If you want to know why your lender is offering you a shorter term than you expected, there’s no harm in asking! A responsible lender will be transparent and share their concerns and other factors that resulted in the shorter repayment period.
How your business loan term affects your monthly payment amount
Let’s say you’re applying for a small business loan that can go up to a 10-year loan term. You’ve done the math for your monthly payment over 10 years and know that your business’s cash flow can manage it. However, during the application and approval process, your lender adjusts the repayment term to five years.
The first thing you’ll want to clarify is why your lender changed the business loan term. Make sure you’ve been clear with your lender about how you’ll use the loan.

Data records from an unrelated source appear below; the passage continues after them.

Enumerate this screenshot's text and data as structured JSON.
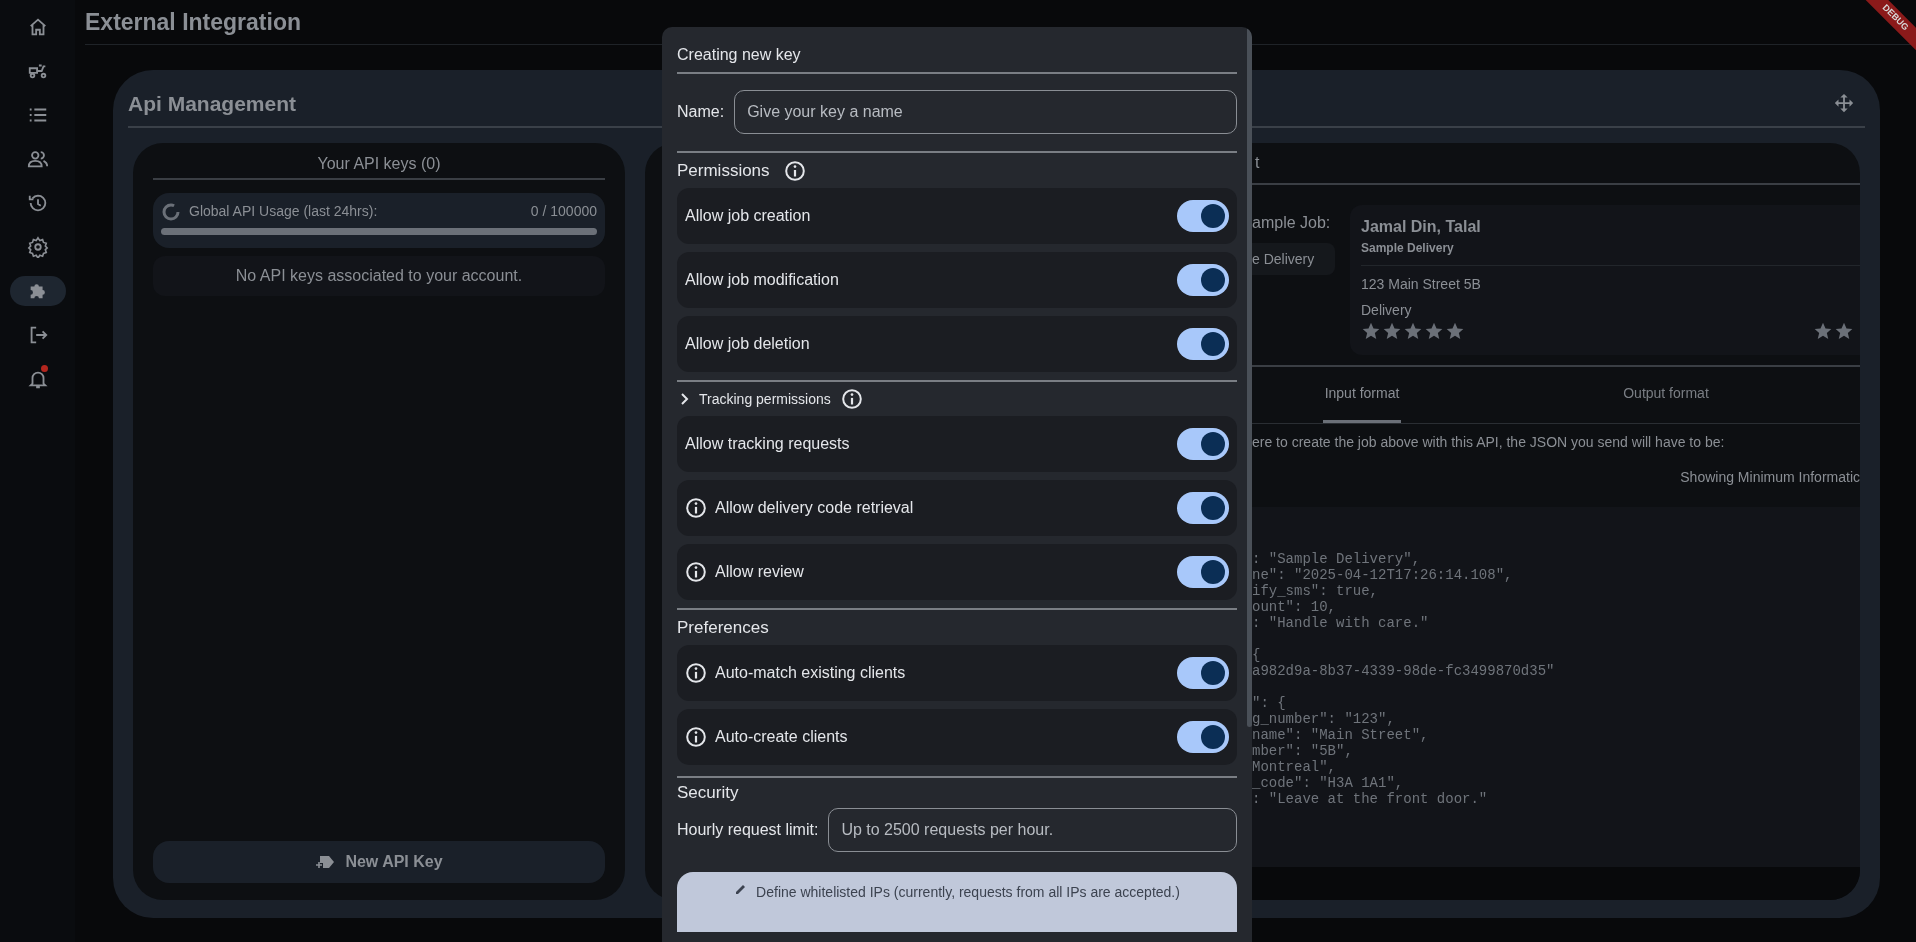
{
  "sidebar": {
    "items": [
      {
        "kind": "home",
        "selected": false,
        "notification": false
      },
      {
        "kind": "scooter",
        "selected": false,
        "notification": false
      },
      {
        "kind": "list",
        "selected": false,
        "notification": false
      },
      {
        "kind": "people",
        "selected": false,
        "notification": false
      },
      {
        "kind": "history",
        "selected": false,
        "notification": false
      },
      {
        "kind": "settings",
        "selected": false,
        "notification": false
      },
      {
        "kind": "puzzle",
        "selected": true,
        "notification": false
      },
      {
        "kind": "logout",
        "selected": false,
        "notification": false
      },
      {
        "kind": "bell",
        "selected": false,
        "notification": true
      }
    ]
  },
  "page_title": "External Integration",
  "debug_banner": "DEBUG",
  "api_management": {
    "title": "Api Management",
    "keys_panel": {
      "title": "Your API keys (0)",
      "usage": {
        "label": "Global API Usage (last 24hrs):",
        "value": "0 / 100000",
        "level": 0
      },
      "empty_message": "No API keys associated to your account.",
      "new_key_button": "New API Key"
    },
    "sample_panel": {
      "header_fragment": "t",
      "sample_job_label": "ample Job:",
      "job_chip": "e Delivery",
      "job_card": {
        "name": "Jamal Din, Talal",
        "type": "Sample Delivery",
        "address": "123 Main Street 5B",
        "category": "Delivery",
        "stars": 5
      },
      "tabs": [
        {
          "label": "Input format",
          "selected": true
        },
        {
          "label": "Output format",
          "selected": false
        }
      ],
      "description": "ere to create the job above with this API, the JSON you send will have to be:",
      "detail_level": "Showing Minimum Informatic",
      "code": ": \"Sample Delivery\",\nne\": \"2025-04-12T17:26:14.108\",\nify_sms\": true,\nount\": 10,\n: \"Handle with care.\"\n\n{\na982d9a-8b37-4339-98de-fc3499870d35\"\n\n\": {\ng_number\": \"123\",\nname\": \"Main Street\",\nmber\": \"5B\",\nMontreal\",\n_code\": \"H3A 1A1\",\n: \"Leave at the front door.\""
    }
  },
  "dialog": {
    "title": "Creating new key",
    "name_field": {
      "label": "Name:",
      "placeholder": "Give your key a name"
    },
    "sections": [
      {
        "title": "Permissions",
        "kind": "header",
        "info": true,
        "rows": [
          {
            "label": "Allow job creation",
            "info": false,
            "on": true
          },
          {
            "label": "Allow job modification",
            "info": false,
            "on": true
          },
          {
            "label": "Allow job deletion",
            "info": false,
            "on": true
          }
        ]
      },
      {
        "title": "Tracking permissions",
        "kind": "expander",
        "expanded": false,
        "info": true,
        "rows": [
          {
            "label": "Allow tracking requests",
            "info": false,
            "on": true
          },
          {
            "label": "Allow delivery code retrieval",
            "info": true,
            "on": true
          },
          {
            "label": "Allow review",
            "info": true,
            "on": true
          }
        ]
      },
      {
        "title": "Preferences",
        "kind": "header",
        "info": false,
        "rows": [
          {
            "label": "Auto-match existing clients",
            "info": true,
            "on": true
          },
          {
            "label": "Auto-create clients",
            "info": true,
            "on": true
          }
        ]
      }
    ],
    "security": {
      "title": "Security",
      "limit_label": "Hourly request limit:",
      "limit_placeholder": "Up to 2500 requests per hour.",
      "whitelist_button": "Define whitelisted IPs (currently, requests from all IPs are accepted.)"
    }
  }
}
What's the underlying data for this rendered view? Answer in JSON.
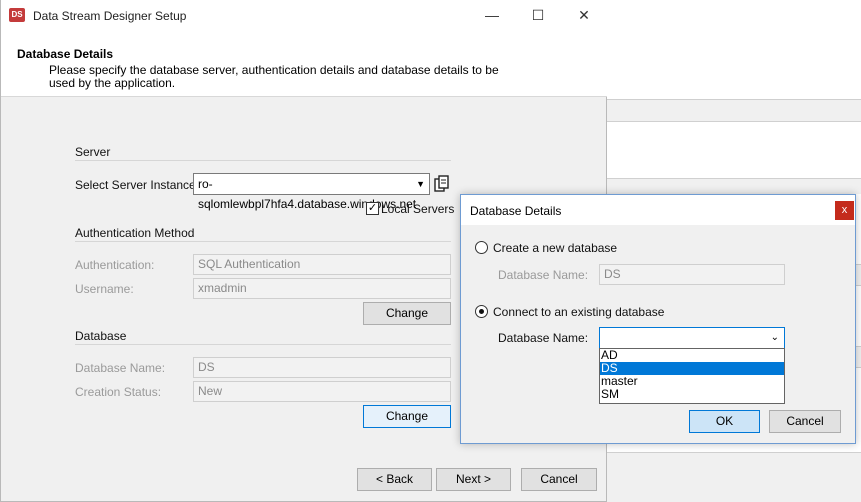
{
  "window": {
    "title": "Data Stream Designer Setup",
    "icon_text": "DS",
    "controls": {
      "minimize": "—",
      "maximize": "☐",
      "close": "✕"
    }
  },
  "header": {
    "title": "Database Details",
    "description": "Please specify the database server, authentication details and database details to be used by the application."
  },
  "server": {
    "section": "Server",
    "instance_label": "Select Server Instance:",
    "instance_value": "ro-sqlomlewbpl7hfa4.database.windows.net",
    "local_servers_label": "Local Servers",
    "local_servers_checked": true
  },
  "auth": {
    "section": "Authentication Method",
    "authentication_label": "Authentication:",
    "authentication_value": "SQL Authentication",
    "username_label": "Username:",
    "username_value": "xmadmin",
    "change_label": "Change"
  },
  "database": {
    "section": "Database",
    "name_label": "Database Name:",
    "name_value": "DS",
    "status_label": "Creation Status:",
    "status_value": "New",
    "change_label": "Change"
  },
  "footer": {
    "back_label": "< Back",
    "next_label": "Next >",
    "cancel_label": "Cancel"
  },
  "dialog": {
    "title": "Database Details",
    "close": "x",
    "create_new_label": "Create a new database",
    "create_name_label": "Database Name:",
    "create_name_value": "DS",
    "connect_existing_label": "Connect to an existing database",
    "connect_name_label": "Database Name:",
    "connect_name_value": "",
    "options": [
      "AD",
      "DS",
      "master",
      "SM"
    ],
    "highlighted_option": "DS",
    "ok_label": "OK",
    "cancel_label": "Cancel"
  },
  "colors": {
    "accent": "#0078d7",
    "close_red": "#c42b1c",
    "window_bg": "#f0f0f0"
  }
}
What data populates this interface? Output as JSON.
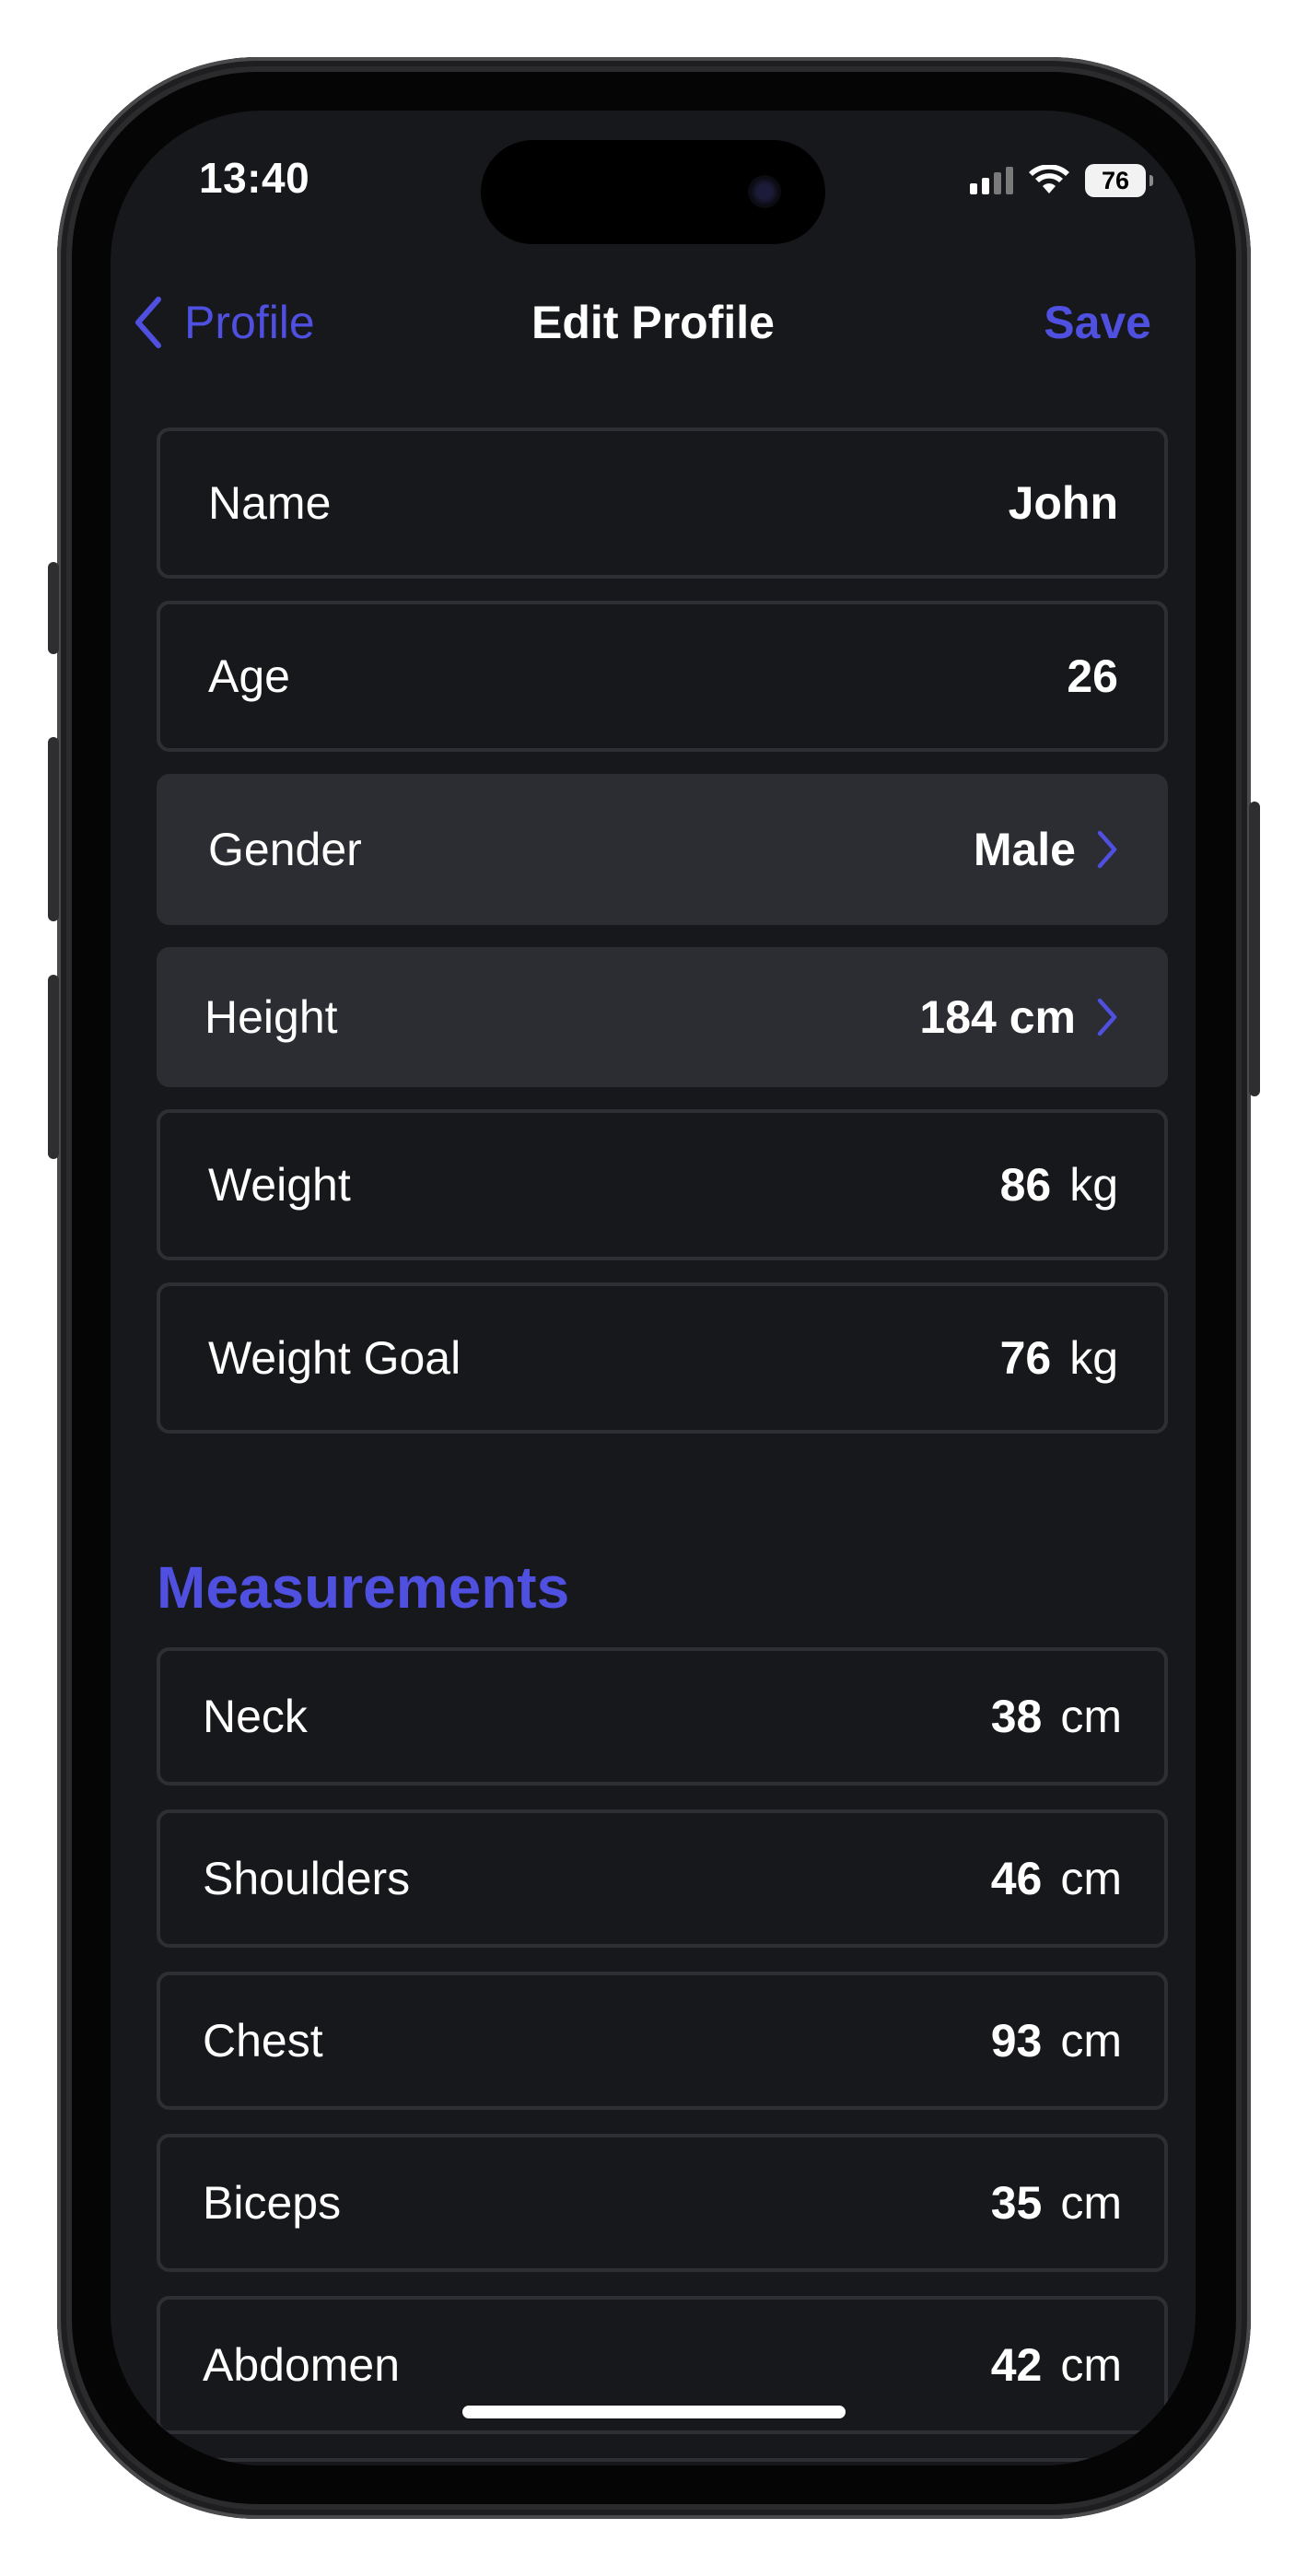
{
  "status_bar": {
    "time": "13:40",
    "battery": "76"
  },
  "nav": {
    "back_label": "Profile",
    "title": "Edit Profile",
    "save_label": "Save"
  },
  "profile_fields": [
    {
      "label": "Name",
      "value": "John"
    },
    {
      "label": "Age",
      "value": "26"
    },
    {
      "label": "Gender",
      "value": "Male"
    },
    {
      "label": "Height",
      "value": "184 cm"
    },
    {
      "label": "Weight",
      "value": "86",
      "unit": "kg"
    },
    {
      "label": "Weight Goal",
      "value": "76",
      "unit": "kg"
    }
  ],
  "measurements": {
    "title": "Measurements",
    "items": [
      {
        "label": "Neck",
        "value": "38",
        "unit": "cm"
      },
      {
        "label": "Shoulders",
        "value": "46",
        "unit": "cm"
      },
      {
        "label": "Chest",
        "value": "93",
        "unit": "cm"
      },
      {
        "label": "Biceps",
        "value": "35",
        "unit": "cm"
      },
      {
        "label": "Abdomen",
        "value": "42",
        "unit": "cm"
      }
    ]
  },
  "colors": {
    "accent": "#4f4fe0",
    "background": "#17181b",
    "row_border": "#2e2f34",
    "picker_row": "#2c2d32"
  }
}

If they think that you’re using it for basic office equipment, but you actually planned to use it for manufacturing equipment, then clarifying this may help you get the longer term.
If, however, there wasn’t a misunderstanding, then you’ll need to ensure that your business can support the higher monthly payment on the loan.
Here’s what that could look like on a loan for $60,000 at 8% interest (with a basic calculation that doesn’t include fees, etc.):
- With a 10-year term, the monthly payment will be about $728
- With a five-year term, the monthly payment will increase to about $1,217
If you don’t confirm that your business can cover this higher payment before your closing, it could significantly impact your business’s cash flow and its ability to pay its bills, salaries, and other expenses.
What should you do if your lender offers a shorter business loan term?
If your lender offers you a shortened loan term, the first thing to do is to review your financials to ensure that your business can manage it. It’s likely that your lender will do this before offering you the new terms, but you and your financial team should review your cash flow, too. If you have enough cash flow to manage the higher monthly payment, then you’re all set to move forward with your financing.
However, if you find that your business could be in a financial pinch because of the higher payment, you still have several options:
- If there are items or parts of the business that you were going to finance with the loan that you don’t need right away, you could request a lower loan amount to bring the payment back in line with your original budget.
- You can review your cash flow to find ways to reduce expenses or find ways to increase profitability. Both tactics are good for strengthening your operations and can help you get the financing you need.
- You can shop around for other financing options to see if they can offer you better terms. Sometimes, you may be able to secure a longer term, particularly if a lender has more flexibility.
For example, if you started with an online lender to get a loan for your business and didn’t get the terms you were hoping for, you could try an alternative lender (like a CDFI) that may offer a longer term and a better APR. If you’re looking for better options, remember that if one seems to good to be true, it likely is. Be sure that any lender you approach is reputable. Otherwise, you could end up with a loan from a predatory lender that puts your business at greater risk for financial distress.
Pursuit makes loans that support small business success
Whether you need working capital, an equipment loan, or you’re buying commercial real estate, Pursuit has a loan program that can support your next step. We offer more than 15 different loan programs for nearly any business need. Our expert team can provide advisory services and financial assistance to small businesses in New York, New Jersey, Pennsylvania, and Connecticut. When you’re ready, contact us to see how we can help you take your business higher!